The party's deputy leader exhilarated delegates with his paean to the Blair and Brown years. 

Tom Watson is down but not out. After Jeremy Corbyn's second landslide victory, and weeks of threats against his position, Labour's deputy leader could have played it safe. Instead, he came out fighting. 

With Corbyn seated directly behind him, he declared: "I don't know why we've been focusing on what was wrong with the Blair and Brown governments for the last six years. But trashing our record is not the way to enhance our brand. We won't win elections like that! And we need to win elections!" As Watson won a standing ovation from the hall and the platform, the Labour leader remained motionless. When a heckler interjected, Watson riposted: "Jeremy, I don't think she got the unity memo." Labour delegates, many of whom hail from the pre-Corbyn era, lapped it up.
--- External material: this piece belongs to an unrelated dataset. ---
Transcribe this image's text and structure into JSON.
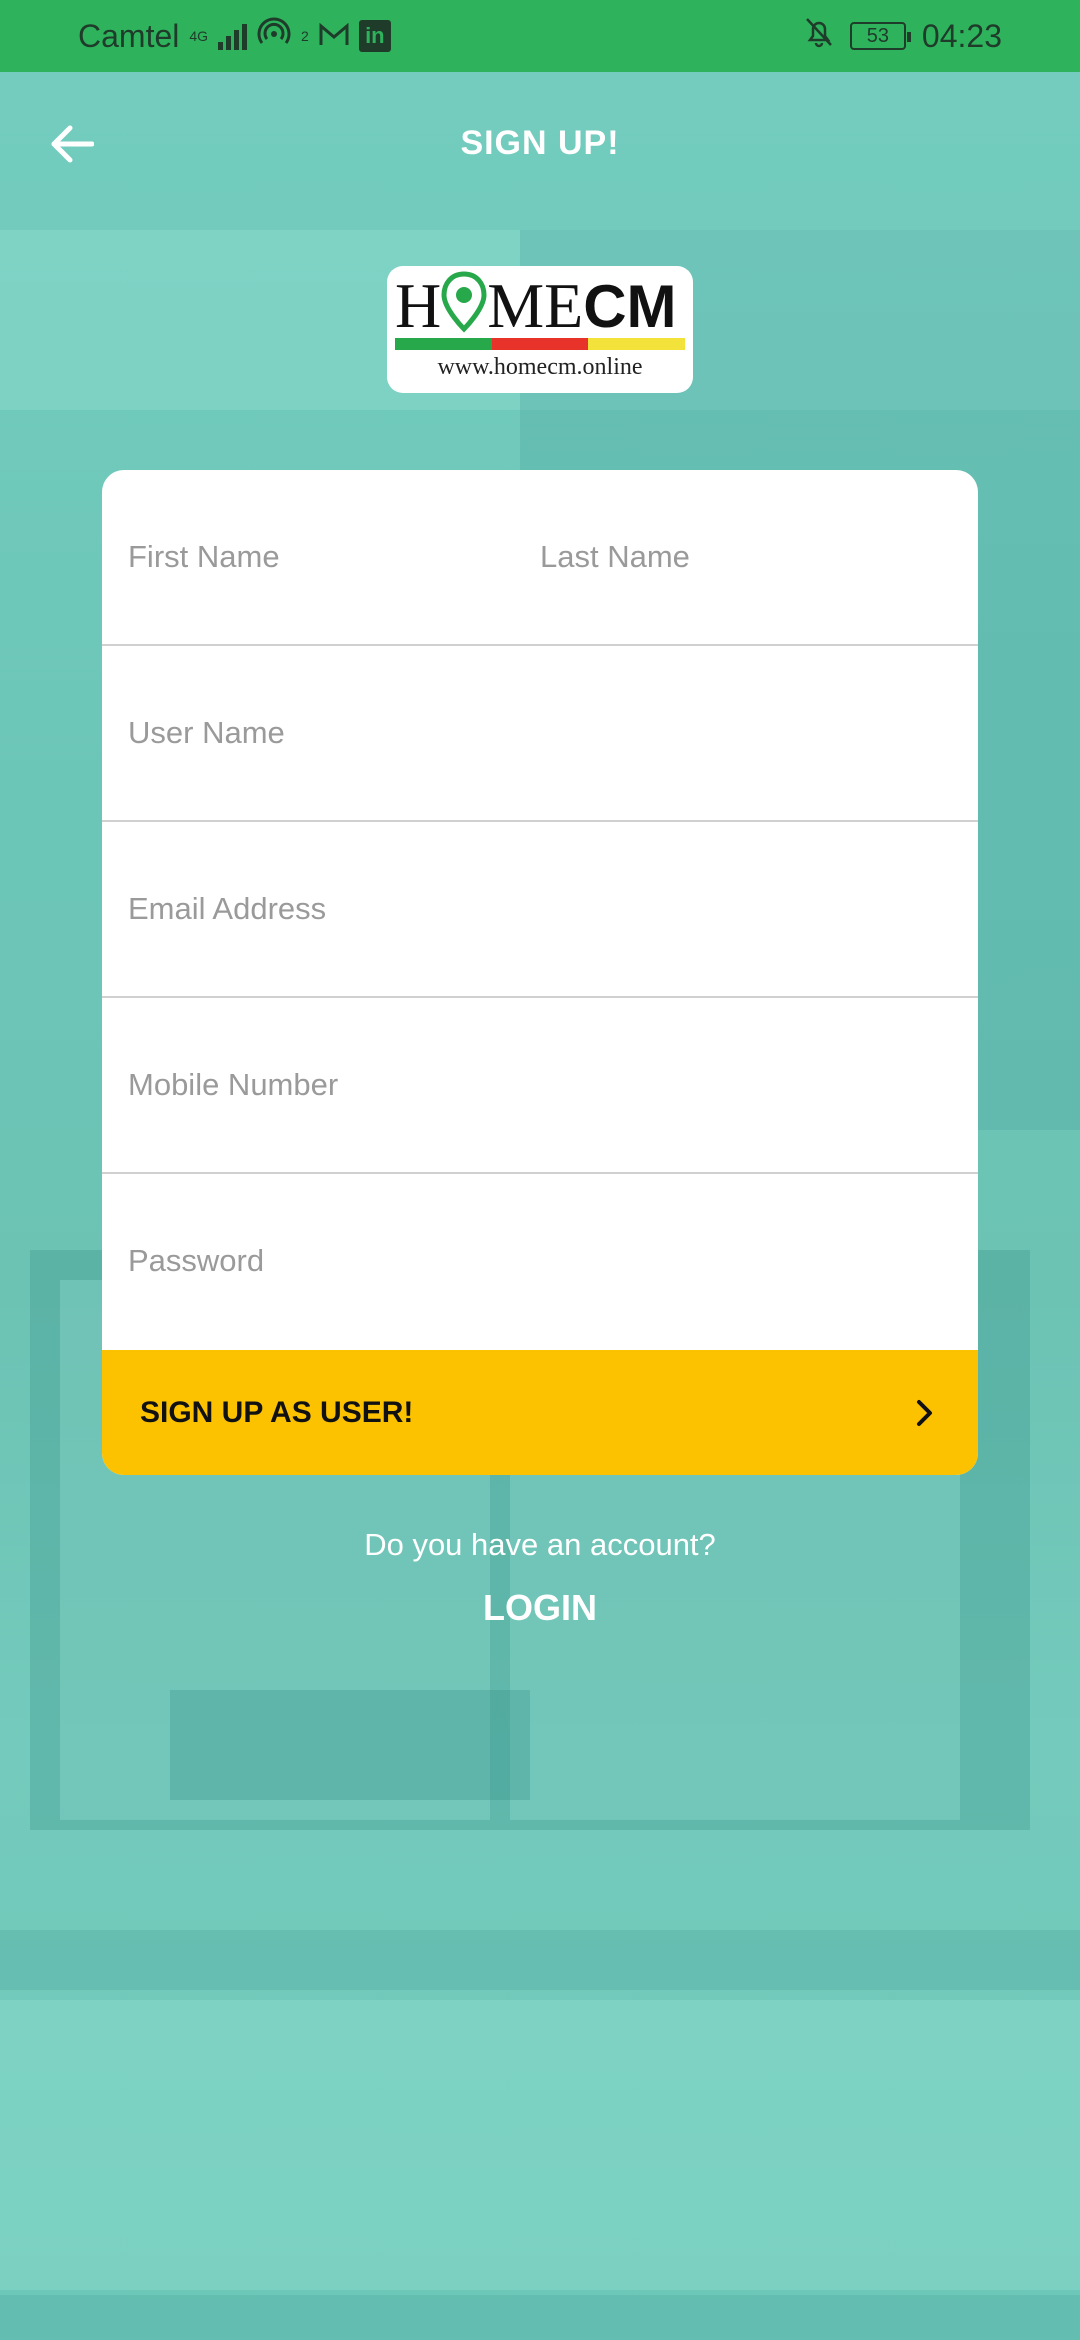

Though he warned against another challenge to the leader ("we can't afford to keep doing this"), he offered a starkly different account of the party's past and its future. He reaffirmed Labour's commitment to Nato ("a socialist construct"), with Corbyn left isolated as the platform applauded. The only reference to the leader came when Watson recalled his recent PMQs victory over grammar schools. There were dissenting voices (Watson was heckled as he praised Sadiq Khan for winning an election: "Just like Jeremy Corbyn!"). But one would never have guessed that this was the party which had just re-elected Corbyn. 

There was much more to Watson's speech than this: a fine comic riff on "Saturday's result" (Ed Balls on Strictly), a spirited attack on Theresa May's "ducking and diving; humming and hahing" and a cerebral account of the automation revolution. But it was his paean to Labour history that roused the conference as no other speaker has. 

The party's deputy channelled the spirit of both Hugh Gaitskell ("fight, and fight, and fight again to save the party we love") and his mentor Gordon Brown (emulating his trademark rollcall of New Labour achivements). With his voice cracking, Watson recalled when "from the sunny uplands of increasing prosperity social democratic government started to feel normal to the people of Britain". For Labour, a party that has never been further from power in recent decades, that truly was another age. But for a brief moment, Watson's tubthumper allowed Corbyn's vanquished opponents to relive it. 

George Eaton is political editor of the New Statesman.